    No one does because the talks were secret!

    you said you were anxious to know a couple things – you are just as much in the dark as everybody else. but you sound so confidently to reply to me telling me "it was a balancing exercise" rubbish – but how are you supposed to know that when you wasnt there yourself.

    I just don’t trust ANY of them. the whole way it was kept secret tells me there was not above board.

    May 20 soon come!

     

    • Anonymous says:

      Dear Distrustful of Everybody,

      The answers to some of your questions seemed to be contained in the article itself and I was merely attempting to point them out to you. I regret that you found that so offensive and in turn thought it appropriate to be rude.
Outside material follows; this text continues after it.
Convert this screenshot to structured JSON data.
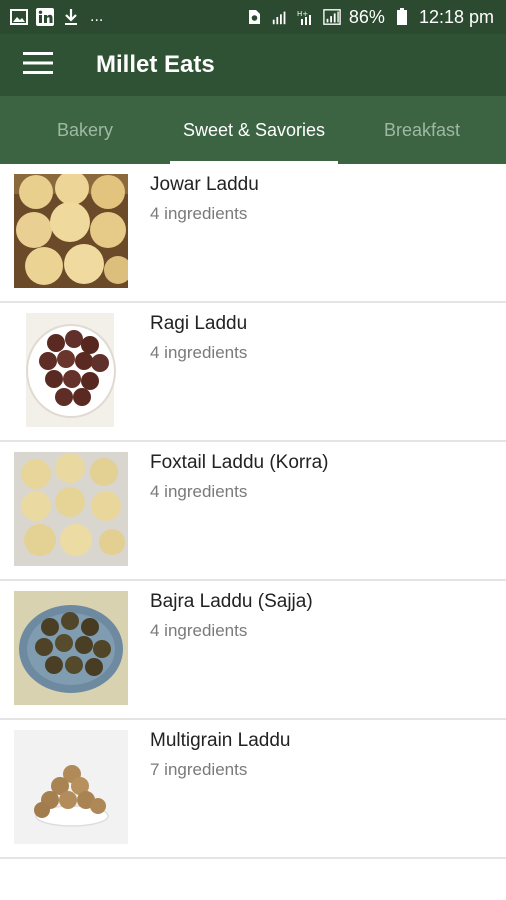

      You are of course right that not every group in Cayman was represented at the talks. On reflection I hope you will agree that that is not remotely possible or desirable.  However, what you cannot ignore is that the CMA and the SDA represent the views of a very substantial voting block of the population and they have been outspoken on these issues. They have not kept their views and positions a secret. Neither has the PPM, the UDP or the HRC, so in fact we should have a very clear picture of the representations that were made to the UK delegation. The balancing act I am referring to is therefore one between the views of the various groups represented.  Have everyone else been left unrepresented? No. You were represented by those in the PPM and UDP teams (with the exception of Mr. Solomon) whom you elected to represent you. That is the nature of representative government.  If you disapprove of their representation then (assuming you are registered voter) you have every right to vote them out of office and against the proposed constitution on May 20.     

  6. Anonymous says:

    Sounds like a political bargain

  7. Anonymous says:

    "Since the HRC’s concerns were accepted by the CIG and the FCO as valid, why were those matters ignored? Clearly there is something else going on between the churches and the Government, because this just does not make any sense".

    I think you missed the rest of the sentence:  "…but pointed out that it was a first step and it opened the possibility for advancement in the future once a human rights culture had developed in the Cayman Islands".  In other words they were not ignored but the door was left open for the issue to be revisited in the future. Note also that the Bill met with the UK’s expectations and obligations while meeting Cayman’s concerns.  If the view of the HRC had simply been adopted then, using your argument, you could say that wider Caymanian concerns were "ignored".  This is a balancing exercise.

    I am anxious to know (a) whether the governor will be obliged to act inthe interests of Cayman (consistent with H.M.’s interests) and (b) whether the governor’s actions will be subject to judicial review (with the exception of Royal Instructions).

     

  8. Anonymous says:

    Since the HRC’s concerns were accepted by the CIG and the FCO as valid, why were those matters ignored? Clearly there is something else going on between the churches and the Government, because this just does not make any sense.

    It is also interesting Civil Servants Association wrote one letter and got more results than all the reports written by the HRC and attorney Sara Collins made "a powerful submission". 

    having heard Sara speaking, it is very suspicious that the FCO would ignore her anyway and turn around and say that she had a point!  If she is right, she should be listened to!  We know we cannot trust these politicians to tell the whole story.

    personally I believe there was much more said and done tht we will never know, that’s why it was behind closed doors, to keep the public in the dark. if they werent giong to have it open to the public, that is why other groups should have been there to represent Caymanians human rights!